“They know in their soul that their relationship with God is real,” she said. “As a mom, I can see that. There’s a knowing about God that is greater than anything I’ve taught them. When we teach them something, we’re simply providing a sacred space for them to encounter this relationship they’ve already known.”
Much of the talk about St. Nicholas, Howe said, serves as a way to correct the legend that has grown so popular. Born to wealthy parents who died when he was young, St. Nicholas of Myra gave his inheritance to the needy. After his death, the Catholic Church named him patron saint of children. Many families — Catholic and Protestant — celebrate his feast day Dec. 6 (Dec. 19 on the Julian calendar).
Popular culture placed St. Nicholas at the North Pole, Howe said. In 1822, poet Clement Clarke Moore gave him a sleigh, eight tiny reindeer and a belly that shook like a bowl full of jelly. Rudolph, the ninth reindeer, appeared later.
The 1934 song “Santa Claus is Coming to Town” added the “naughty” and “nice” distinctions. Even Chicago Cardinal Francis George, who grew up with coal in his basement, minded his p’s and q’s for fear a lump would appear in his stocking.
George and others believe that the legend of St. Nicholas or Santa Claus can serve as a gateway to understanding the spirit of generosity during the holiday season.
The Rev. Barry Moriarty, interim pastor at St. Teresa of Avila Catholic Church, said Santa makes an appearance at the Lincoln Park parish every year for pancakes, eggs and photographs after a Mass.
“Families look forward to bringing the children to department stores or downtown, but having him right there at the parish is a nice kind of twist,” he said. “Our advice to them is to continue being generous and good this time of year. It’s the same advice that Santa gives to kids as well. We fold the two together.”
Indeed, Susan DeLay, a spokeswoman for South Barrington’s Willow Creek, compares the evangelical megachurch’s strategy to a popular illustration of Jolly Old St. Nick kneeling before a manger.

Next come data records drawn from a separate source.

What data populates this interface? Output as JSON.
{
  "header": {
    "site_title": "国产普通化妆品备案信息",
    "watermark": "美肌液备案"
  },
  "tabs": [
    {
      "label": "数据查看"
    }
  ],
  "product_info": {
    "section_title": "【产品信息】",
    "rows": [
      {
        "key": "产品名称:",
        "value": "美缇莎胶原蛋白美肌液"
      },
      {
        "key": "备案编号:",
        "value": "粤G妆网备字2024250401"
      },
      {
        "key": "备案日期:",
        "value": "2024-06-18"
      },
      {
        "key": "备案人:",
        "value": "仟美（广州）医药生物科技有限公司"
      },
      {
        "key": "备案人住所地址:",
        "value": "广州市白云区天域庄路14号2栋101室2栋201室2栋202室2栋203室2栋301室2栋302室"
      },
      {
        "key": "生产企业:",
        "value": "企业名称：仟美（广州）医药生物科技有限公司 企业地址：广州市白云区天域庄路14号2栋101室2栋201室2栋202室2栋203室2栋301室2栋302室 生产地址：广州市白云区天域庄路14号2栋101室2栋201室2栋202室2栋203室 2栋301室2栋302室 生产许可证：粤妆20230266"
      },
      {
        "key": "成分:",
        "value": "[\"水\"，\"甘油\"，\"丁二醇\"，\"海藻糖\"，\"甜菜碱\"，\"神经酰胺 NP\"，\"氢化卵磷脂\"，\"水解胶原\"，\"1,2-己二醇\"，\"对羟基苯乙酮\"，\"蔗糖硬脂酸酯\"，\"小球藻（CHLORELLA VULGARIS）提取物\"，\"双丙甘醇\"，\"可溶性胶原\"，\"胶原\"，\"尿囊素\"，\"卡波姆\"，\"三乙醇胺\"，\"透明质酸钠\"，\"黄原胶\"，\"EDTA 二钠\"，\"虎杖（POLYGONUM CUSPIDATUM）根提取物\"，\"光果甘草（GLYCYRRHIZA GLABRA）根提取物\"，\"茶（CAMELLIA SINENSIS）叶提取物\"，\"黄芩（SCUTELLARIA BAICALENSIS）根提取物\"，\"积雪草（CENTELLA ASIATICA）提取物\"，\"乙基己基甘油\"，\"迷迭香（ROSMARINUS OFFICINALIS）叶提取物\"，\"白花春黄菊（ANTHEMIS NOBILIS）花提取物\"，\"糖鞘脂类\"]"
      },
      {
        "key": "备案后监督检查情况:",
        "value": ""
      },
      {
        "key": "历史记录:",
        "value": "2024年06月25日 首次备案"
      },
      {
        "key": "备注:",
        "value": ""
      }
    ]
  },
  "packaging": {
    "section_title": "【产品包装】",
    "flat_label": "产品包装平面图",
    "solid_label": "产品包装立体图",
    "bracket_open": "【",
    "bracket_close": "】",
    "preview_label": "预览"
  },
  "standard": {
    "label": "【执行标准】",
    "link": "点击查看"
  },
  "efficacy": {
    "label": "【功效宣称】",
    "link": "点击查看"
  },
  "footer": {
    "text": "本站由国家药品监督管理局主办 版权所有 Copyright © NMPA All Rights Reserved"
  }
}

“That probably says as much about what we believe as anything,” she said. “Every knee shall bow to Jesus — even Santa!”